→ Try it
Your reply must contain exactly the lines running from the one with "Parse this screenshot: output" to the last line of the entries below, both included, and no other lines.

[[ Source material, beginning ]]

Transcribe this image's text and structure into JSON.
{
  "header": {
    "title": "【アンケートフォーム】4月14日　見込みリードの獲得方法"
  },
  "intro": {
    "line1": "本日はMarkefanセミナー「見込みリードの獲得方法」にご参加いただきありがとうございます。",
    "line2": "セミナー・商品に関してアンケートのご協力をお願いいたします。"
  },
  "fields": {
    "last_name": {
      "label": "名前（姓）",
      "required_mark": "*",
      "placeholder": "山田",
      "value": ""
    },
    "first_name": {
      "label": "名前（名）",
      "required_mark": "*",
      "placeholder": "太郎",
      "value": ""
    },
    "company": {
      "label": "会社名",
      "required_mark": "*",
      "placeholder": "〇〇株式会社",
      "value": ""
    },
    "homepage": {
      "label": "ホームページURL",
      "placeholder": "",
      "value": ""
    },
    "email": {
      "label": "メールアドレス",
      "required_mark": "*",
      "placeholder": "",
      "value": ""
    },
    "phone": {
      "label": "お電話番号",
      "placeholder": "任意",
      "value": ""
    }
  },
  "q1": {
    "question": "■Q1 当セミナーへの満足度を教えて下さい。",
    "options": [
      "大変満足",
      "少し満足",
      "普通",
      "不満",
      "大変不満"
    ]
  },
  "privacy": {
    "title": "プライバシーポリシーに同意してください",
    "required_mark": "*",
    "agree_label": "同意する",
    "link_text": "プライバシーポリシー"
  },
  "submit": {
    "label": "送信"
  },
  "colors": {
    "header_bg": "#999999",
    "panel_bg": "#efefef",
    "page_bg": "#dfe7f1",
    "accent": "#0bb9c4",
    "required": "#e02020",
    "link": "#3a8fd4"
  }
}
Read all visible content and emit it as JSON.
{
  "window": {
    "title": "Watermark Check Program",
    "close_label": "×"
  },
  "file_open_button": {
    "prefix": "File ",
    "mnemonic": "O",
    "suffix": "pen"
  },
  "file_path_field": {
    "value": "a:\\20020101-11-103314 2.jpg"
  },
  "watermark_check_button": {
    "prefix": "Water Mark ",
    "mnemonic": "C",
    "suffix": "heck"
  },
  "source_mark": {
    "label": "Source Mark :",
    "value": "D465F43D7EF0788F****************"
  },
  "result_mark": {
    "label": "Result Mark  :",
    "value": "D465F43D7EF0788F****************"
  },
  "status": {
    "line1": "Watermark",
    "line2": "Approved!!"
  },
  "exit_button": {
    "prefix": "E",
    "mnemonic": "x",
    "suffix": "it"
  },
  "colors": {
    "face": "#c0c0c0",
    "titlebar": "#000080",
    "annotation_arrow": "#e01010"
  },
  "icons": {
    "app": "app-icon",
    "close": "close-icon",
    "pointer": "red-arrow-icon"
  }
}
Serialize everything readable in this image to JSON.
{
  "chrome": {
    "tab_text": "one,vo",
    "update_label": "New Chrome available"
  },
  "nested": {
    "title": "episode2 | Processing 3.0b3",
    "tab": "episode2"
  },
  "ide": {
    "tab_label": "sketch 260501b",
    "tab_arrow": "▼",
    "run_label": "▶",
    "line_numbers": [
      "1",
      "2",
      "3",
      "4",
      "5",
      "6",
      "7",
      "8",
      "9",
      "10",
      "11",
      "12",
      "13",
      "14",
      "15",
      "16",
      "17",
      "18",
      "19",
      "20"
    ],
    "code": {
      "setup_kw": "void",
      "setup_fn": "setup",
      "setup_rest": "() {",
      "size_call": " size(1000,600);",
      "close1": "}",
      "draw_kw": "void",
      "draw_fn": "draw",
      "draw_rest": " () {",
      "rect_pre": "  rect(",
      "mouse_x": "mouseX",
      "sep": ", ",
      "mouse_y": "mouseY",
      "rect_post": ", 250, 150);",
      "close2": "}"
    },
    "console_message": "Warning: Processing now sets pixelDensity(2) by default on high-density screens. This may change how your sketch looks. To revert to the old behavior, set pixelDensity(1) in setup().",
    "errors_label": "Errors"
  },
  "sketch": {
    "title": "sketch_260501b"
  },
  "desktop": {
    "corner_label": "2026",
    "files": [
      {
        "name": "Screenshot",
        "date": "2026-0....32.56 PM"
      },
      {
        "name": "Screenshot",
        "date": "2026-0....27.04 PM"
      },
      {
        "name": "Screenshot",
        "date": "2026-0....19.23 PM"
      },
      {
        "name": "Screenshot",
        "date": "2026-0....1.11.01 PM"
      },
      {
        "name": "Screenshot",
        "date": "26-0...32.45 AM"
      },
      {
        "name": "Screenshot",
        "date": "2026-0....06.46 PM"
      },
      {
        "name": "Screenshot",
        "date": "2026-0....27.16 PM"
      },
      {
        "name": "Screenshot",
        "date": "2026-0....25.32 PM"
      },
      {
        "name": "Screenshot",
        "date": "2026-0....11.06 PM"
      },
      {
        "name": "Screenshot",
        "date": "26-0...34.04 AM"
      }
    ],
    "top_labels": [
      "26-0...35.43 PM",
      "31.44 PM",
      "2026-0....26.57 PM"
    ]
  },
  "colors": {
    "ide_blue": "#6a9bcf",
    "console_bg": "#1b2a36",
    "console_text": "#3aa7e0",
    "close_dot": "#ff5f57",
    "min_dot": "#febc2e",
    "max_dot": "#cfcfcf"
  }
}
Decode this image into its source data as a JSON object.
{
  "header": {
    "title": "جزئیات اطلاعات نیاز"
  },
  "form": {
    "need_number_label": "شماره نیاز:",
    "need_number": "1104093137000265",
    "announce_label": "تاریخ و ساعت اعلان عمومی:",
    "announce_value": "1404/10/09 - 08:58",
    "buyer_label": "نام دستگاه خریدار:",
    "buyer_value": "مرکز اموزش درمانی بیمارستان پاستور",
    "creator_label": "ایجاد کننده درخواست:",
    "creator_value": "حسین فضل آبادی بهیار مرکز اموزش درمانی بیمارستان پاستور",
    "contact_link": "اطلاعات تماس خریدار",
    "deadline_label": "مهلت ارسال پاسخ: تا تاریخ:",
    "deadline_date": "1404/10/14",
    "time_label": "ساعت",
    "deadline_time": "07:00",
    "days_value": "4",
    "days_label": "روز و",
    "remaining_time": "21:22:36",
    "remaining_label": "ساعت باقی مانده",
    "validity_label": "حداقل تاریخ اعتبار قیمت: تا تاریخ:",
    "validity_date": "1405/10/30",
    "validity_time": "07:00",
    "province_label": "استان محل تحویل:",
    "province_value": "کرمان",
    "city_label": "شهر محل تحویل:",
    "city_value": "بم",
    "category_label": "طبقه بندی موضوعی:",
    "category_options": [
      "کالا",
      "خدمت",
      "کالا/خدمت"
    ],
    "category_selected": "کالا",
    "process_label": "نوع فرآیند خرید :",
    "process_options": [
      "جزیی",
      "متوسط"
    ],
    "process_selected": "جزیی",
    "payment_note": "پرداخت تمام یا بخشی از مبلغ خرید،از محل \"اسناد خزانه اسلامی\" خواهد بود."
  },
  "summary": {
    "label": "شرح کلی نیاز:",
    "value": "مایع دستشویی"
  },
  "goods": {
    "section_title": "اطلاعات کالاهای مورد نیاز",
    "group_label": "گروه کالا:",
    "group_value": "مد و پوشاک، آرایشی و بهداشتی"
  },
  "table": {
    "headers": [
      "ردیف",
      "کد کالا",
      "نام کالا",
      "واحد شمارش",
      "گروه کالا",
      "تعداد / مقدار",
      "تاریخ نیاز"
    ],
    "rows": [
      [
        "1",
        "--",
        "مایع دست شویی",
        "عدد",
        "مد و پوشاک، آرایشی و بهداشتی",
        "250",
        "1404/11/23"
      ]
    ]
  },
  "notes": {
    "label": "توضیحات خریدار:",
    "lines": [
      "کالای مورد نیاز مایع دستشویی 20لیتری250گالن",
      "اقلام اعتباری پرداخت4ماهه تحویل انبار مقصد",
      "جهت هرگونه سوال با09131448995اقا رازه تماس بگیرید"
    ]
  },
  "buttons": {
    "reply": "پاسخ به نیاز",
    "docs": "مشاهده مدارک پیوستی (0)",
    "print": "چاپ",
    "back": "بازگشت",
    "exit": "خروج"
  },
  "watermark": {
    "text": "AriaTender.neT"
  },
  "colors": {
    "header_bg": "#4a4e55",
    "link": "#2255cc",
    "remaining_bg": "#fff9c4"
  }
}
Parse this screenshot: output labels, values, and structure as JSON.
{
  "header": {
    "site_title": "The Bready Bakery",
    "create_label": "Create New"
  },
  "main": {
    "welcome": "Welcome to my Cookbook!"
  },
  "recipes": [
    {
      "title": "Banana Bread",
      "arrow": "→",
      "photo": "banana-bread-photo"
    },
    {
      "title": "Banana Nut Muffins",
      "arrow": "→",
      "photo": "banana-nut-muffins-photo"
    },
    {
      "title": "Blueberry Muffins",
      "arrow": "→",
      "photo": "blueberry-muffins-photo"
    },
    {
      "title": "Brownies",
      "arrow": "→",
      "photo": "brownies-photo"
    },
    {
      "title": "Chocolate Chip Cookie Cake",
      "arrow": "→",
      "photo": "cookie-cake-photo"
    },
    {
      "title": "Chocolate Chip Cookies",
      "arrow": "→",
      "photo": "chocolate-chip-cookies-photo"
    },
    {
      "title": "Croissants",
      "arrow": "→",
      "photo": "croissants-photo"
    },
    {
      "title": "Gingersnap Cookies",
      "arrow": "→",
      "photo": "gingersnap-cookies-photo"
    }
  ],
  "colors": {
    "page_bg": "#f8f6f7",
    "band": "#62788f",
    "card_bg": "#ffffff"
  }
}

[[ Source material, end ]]

→ Result below
Parse this screenshot: output labels, values, and structure as JSON.
{
  "header": {
    "site_title": "The Bready Bakery",
    "create_label": "Create New"
  },
  "main": {
    "welcome": "Welcome to my Cookbook!"
  },
  "recipes": [
    {
      "title": "Banana Bread",
      "arrow": "→",
      "photo": "banana-bread-photo"
    },
    {
      "title": "Banana Nut Muffins",
      "arrow": "→",
      "photo": "banana-nut-muffins-photo"
    },
    {
      "title": "Blueberry Muffins",
      "arrow": "→",
      "photo": "blueberry-muffins-photo"
    },
    {
      "title": "Brownies",
      "arrow": "→",
      "photo": "brownies-photo"
    },
    {
      "title": "Chocolate Chip Cookie Cake",
      "arrow": "→",
      "photo": "cookie-cake-photo"
    },
    {
      "title": "Chocolate Chip Cookies",
      "arrow": "→",
      "photo": "chocolate-chip-cookies-photo"
    },
    {
      "title": "Croissants",
      "arrow": "→",
      "photo": "croissants-photo"
    },
    {
      "title": "Gingersnap Cookies",
      "arrow": "→",
      "photo": "gingersnap-cookies-photo"
    }
  ],
  "colors": {
    "page_bg": "#f8f6f7",
    "band": "#62788f",
    "card_bg": "#ffffff"
  }
}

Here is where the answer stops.